# Instructions for the task
The entries are to be returned exactly, with images left out.

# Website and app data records
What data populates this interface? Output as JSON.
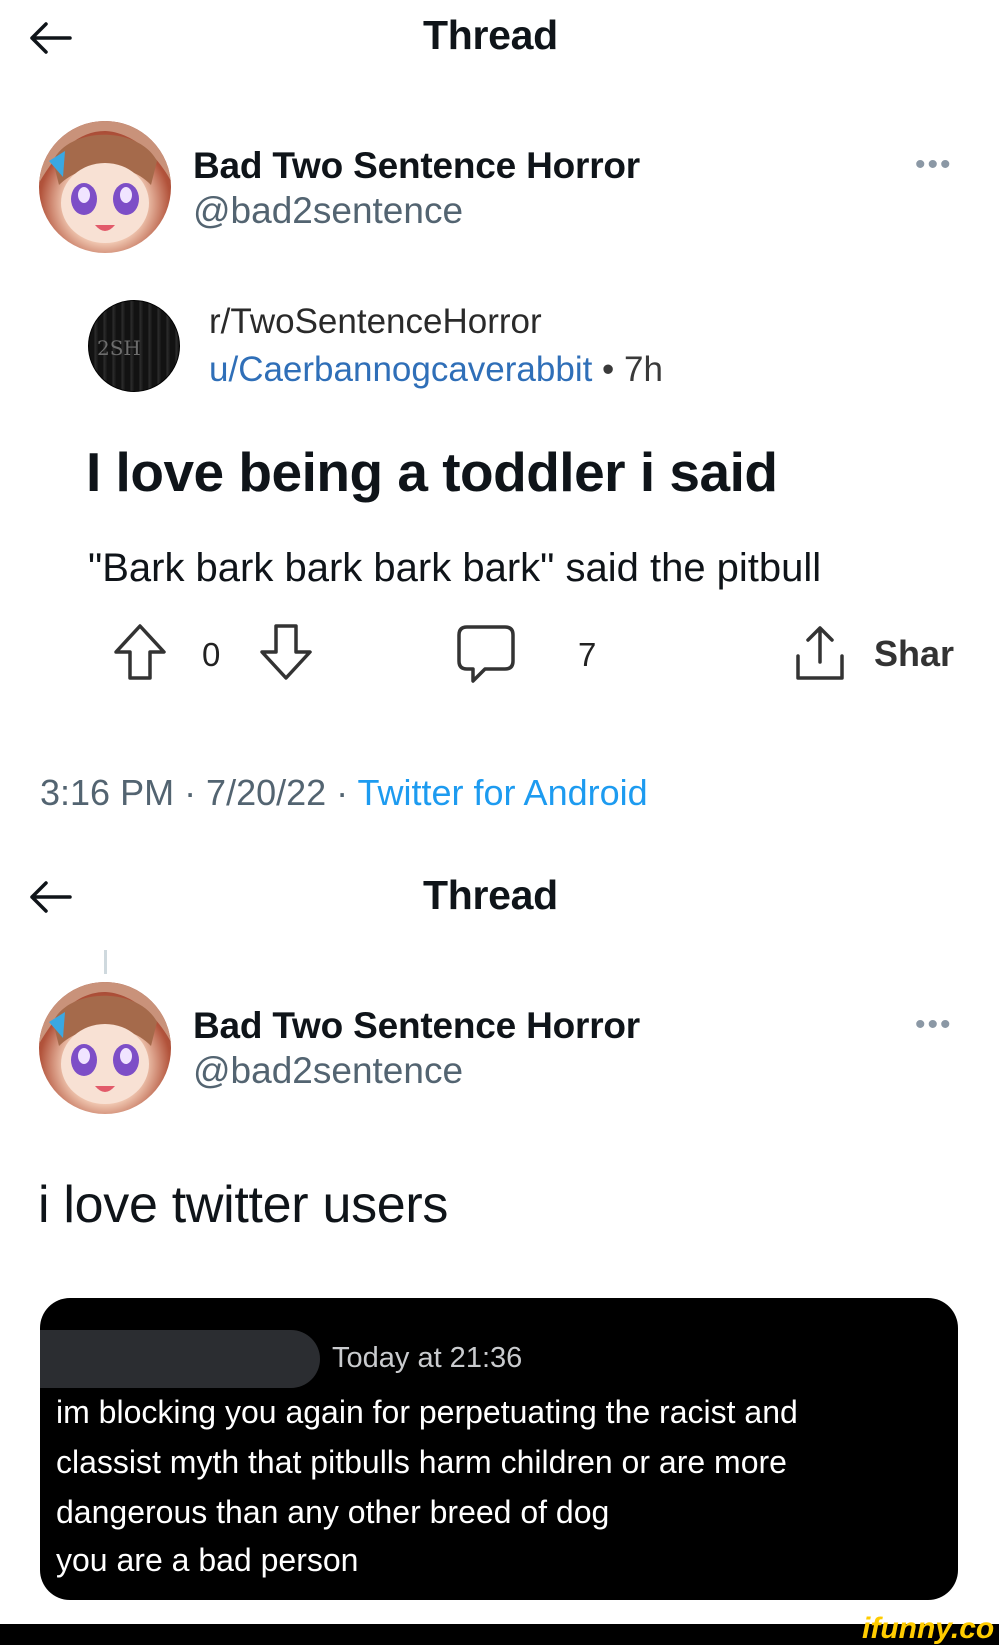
{
  "section1": {
    "header": {
      "title": "Thread"
    },
    "author": {
      "name": "Bad Two Sentence Horror",
      "handle": "@bad2sentence",
      "more": "•••"
    },
    "embed": {
      "avatar_text": "2SH",
      "subreddit": "r/TwoSentenceHorror",
      "user": "u/Caerbannogcaverabbit",
      "separator": " • ",
      "time": "7h",
      "title": "I love being a toddler i said",
      "body": "\"Bark bark bark bark bark\" said the pitbull",
      "actions": {
        "votes": "0",
        "comments": "7",
        "share": "Shar"
      }
    },
    "meta": {
      "time": "3:16 PM · 7/20/22 · ",
      "source": "Twitter for Android"
    }
  },
  "section2": {
    "header": {
      "title": "Thread"
    },
    "author": {
      "name": "Bad Two Sentence Horror",
      "handle": "@bad2sentence",
      "more": "•••"
    },
    "text": "i love twitter users",
    "screenshot_card": {
      "time": "Today at 21:36",
      "lines": [
        "im blocking you again for perpetuating the racist and",
        "classist myth that pitbulls harm children or are more",
        "dangerous than any other breed of dog",
        "you are a bad person"
      ]
    }
  },
  "watermark": "ifunny.co",
  "colors": {
    "link_blue": "#1d9bf0",
    "reddit_blue": "#2f6fb8",
    "grey": "#536471",
    "card_bg": "#000000"
  }
}
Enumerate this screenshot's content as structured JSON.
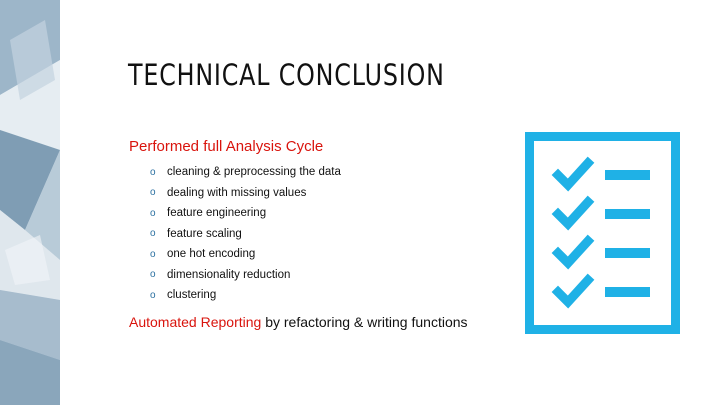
{
  "slide": {
    "title": "TECHNICAL CONCLUSION",
    "heading": "Performed full Analysis Cycle",
    "bullet_marker": "o",
    "bullets": [
      "cleaning & preprocessing the data",
      "dealing with missing values",
      "feature engineering",
      "feature scaling",
      "one hot encoding",
      "dimensionality reduction",
      "clustering"
    ],
    "footer_highlight": "Automated Reporting",
    "footer_rest": " by refactoring & writing functions"
  },
  "icons": {
    "checklist": "checklist-icon",
    "decoration": "geometric-strip"
  },
  "colors": {
    "accent_red": "#d9140d",
    "icon_blue": "#1fb1e6",
    "text": "#111111"
  }
}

# Exercise output
What data populates this interface? Output as JSON.
{
  "section1": {
    "header": {
      "title": "Thread"
    },
    "author": {
      "name": "Bad Two Sentence Horror",
      "handle": "@bad2sentence",
      "more": "•••"
    },
    "embed": {
      "avatar_text": "2SH",
      "subreddit": "r/TwoSentenceHorror",
      "user": "u/Caerbannogcaverabbit",
      "separator": " • ",
      "time": "7h",
      "title": "I love being a toddler i said",
      "body": "\"Bark bark bark bark bark\" said the pitbull",
      "actions": {
        "votes": "0",
        "comments": "7",
        "share": "Shar"
      }
    },
    "meta": {
      "time": "3:16 PM · 7/20/22 · ",
      "source": "Twitter for Android"
    }
  },
  "section2": {
    "header": {
      "title": "Thread"
    },
    "author": {
      "name": "Bad Two Sentence Horror",
      "handle": "@bad2sentence",
      "more": "•••"
    },
    "text": "i love twitter users",
    "screenshot_card": {
      "time": "Today at 21:36",
      "lines": [
        "im blocking you again for perpetuating the racist and",
        "classist myth that pitbulls harm children or are more",
        "dangerous than any other breed of dog",
        "you are a bad person"
      ]
    }
  },
  "watermark": "ifunny.co",
  "colors": {
    "link_blue": "#1d9bf0",
    "reddit_blue": "#2f6fb8",
    "grey": "#536471",
    "card_bg": "#000000"
  }
}
Enumerate this screenshot's content as structured JSON.
{
  "slide": {
    "title": "TECHNICAL CONCLUSION",
    "heading": "Performed full Analysis Cycle",
    "bullet_marker": "o",
    "bullets": [
      "cleaning & preprocessing the data",
      "dealing with missing values",
      "feature engineering",
      "feature scaling",
      "one hot encoding",
      "dimensionality reduction",
      "clustering"
    ],
    "footer_highlight": "Automated Reporting",
    "footer_rest": " by refactoring & writing functions"
  },
  "icons": {
    "checklist": "checklist-icon",
    "decoration": "geometric-strip"
  },
  "colors": {
    "accent_red": "#d9140d",
    "icon_blue": "#1fb1e6",
    "text": "#111111"
  }
}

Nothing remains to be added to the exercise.